■ Excerpts from an interface dataset ■
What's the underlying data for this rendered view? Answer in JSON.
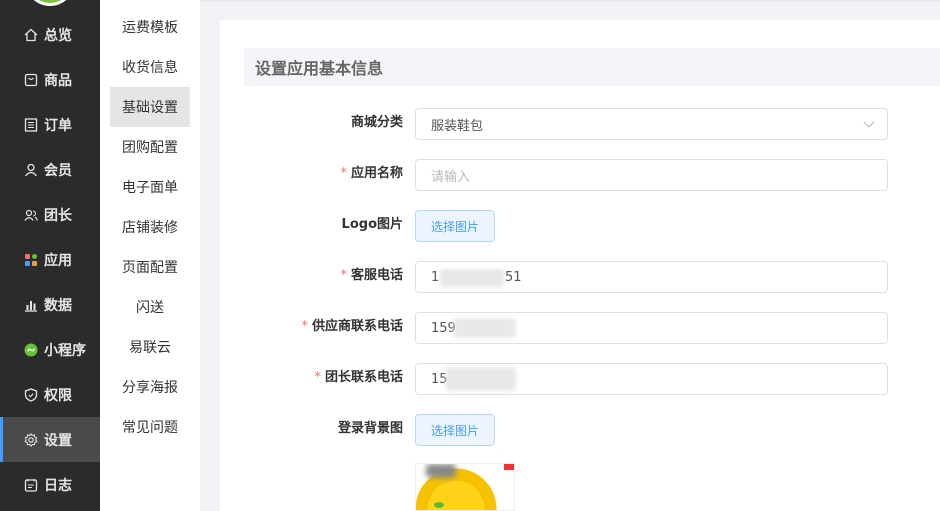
{
  "sidebar": {
    "items": [
      {
        "label": "总览",
        "icon": "home-icon"
      },
      {
        "label": "商品",
        "icon": "product-box-icon"
      },
      {
        "label": "订单",
        "icon": "order-list-icon"
      },
      {
        "label": "会员",
        "icon": "user-icon"
      },
      {
        "label": "团长",
        "icon": "users-icon"
      },
      {
        "label": "应用",
        "icon": "apps-grid-icon"
      },
      {
        "label": "数据",
        "icon": "bar-chart-icon"
      },
      {
        "label": "小程序",
        "icon": "mini-program-icon"
      },
      {
        "label": "权限",
        "icon": "shield-icon"
      },
      {
        "label": "设置",
        "icon": "gear-icon"
      },
      {
        "label": "日志",
        "icon": "log-icon"
      }
    ],
    "active": "设置",
    "colors": {
      "bg": "#2b2b2b",
      "active_bg": "#4a4a4a",
      "accent": "#409eff",
      "logo": "#7cc142"
    }
  },
  "submenu": {
    "items": [
      "运费模板",
      "收货信息",
      "基础设置",
      "团购配置",
      "电子面单",
      "店铺装修",
      "页面配置",
      "闪送",
      "易联云",
      "分享海报",
      "常见问题"
    ],
    "active": "基础设置"
  },
  "form": {
    "section_title": "设置应用基本信息",
    "category": {
      "label": "商城分类",
      "value": "服装鞋包"
    },
    "app_name": {
      "label": "应用名称",
      "placeholder": "请输入"
    },
    "logo": {
      "label": "Logo图片",
      "button": "选择图片"
    },
    "service_phone": {
      "label": "客服电话",
      "value_prefix": "1",
      "value_suffix": "51"
    },
    "supplier_phone": {
      "label": "供应商联系电话",
      "value_prefix": "159"
    },
    "leader_phone": {
      "label": "团长联系电话",
      "value_prefix": "15"
    },
    "login_bg": {
      "label": "登录背景图",
      "button": "选择图片"
    },
    "required_mark": "*"
  }
}
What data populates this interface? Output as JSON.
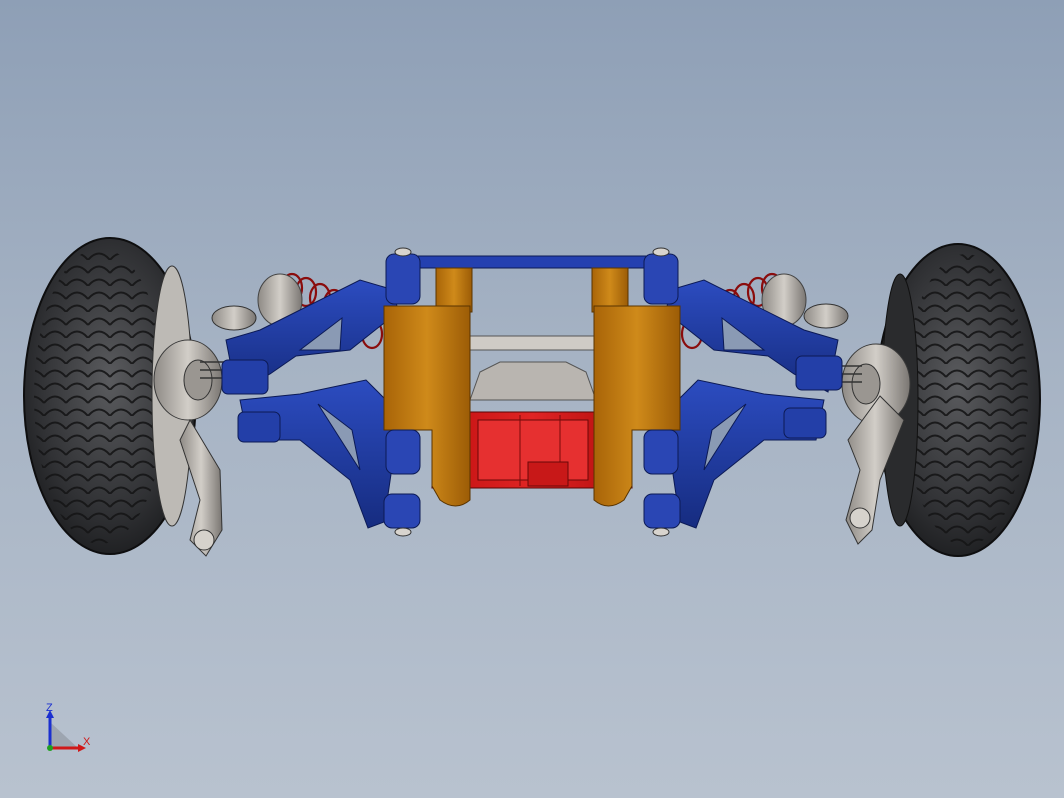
{
  "viewport": {
    "triad": {
      "z_label": "Z",
      "x_label": "X"
    },
    "colors": {
      "background_top": "#8e9fb6",
      "background_bottom": "#b8c2cf",
      "tire": "#2e2f31",
      "wheel_hub": "#b7b3ae",
      "control_arm": "#1f3a9a",
      "shock_tower": "#c27a12",
      "chassis_block": "#d01818",
      "spring": "#a01010",
      "axis_z": "#1a2fd0",
      "axis_x": "#d01818",
      "axis_y": "#20a020"
    },
    "icons": [
      "coordinate-triad-icon"
    ]
  }
}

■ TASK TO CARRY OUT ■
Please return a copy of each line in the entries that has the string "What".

■ THE COMPLETED TASK ■
What's the underlying data for this rendered view? Answer in JSON.
What data populates this interface? Output as JSON.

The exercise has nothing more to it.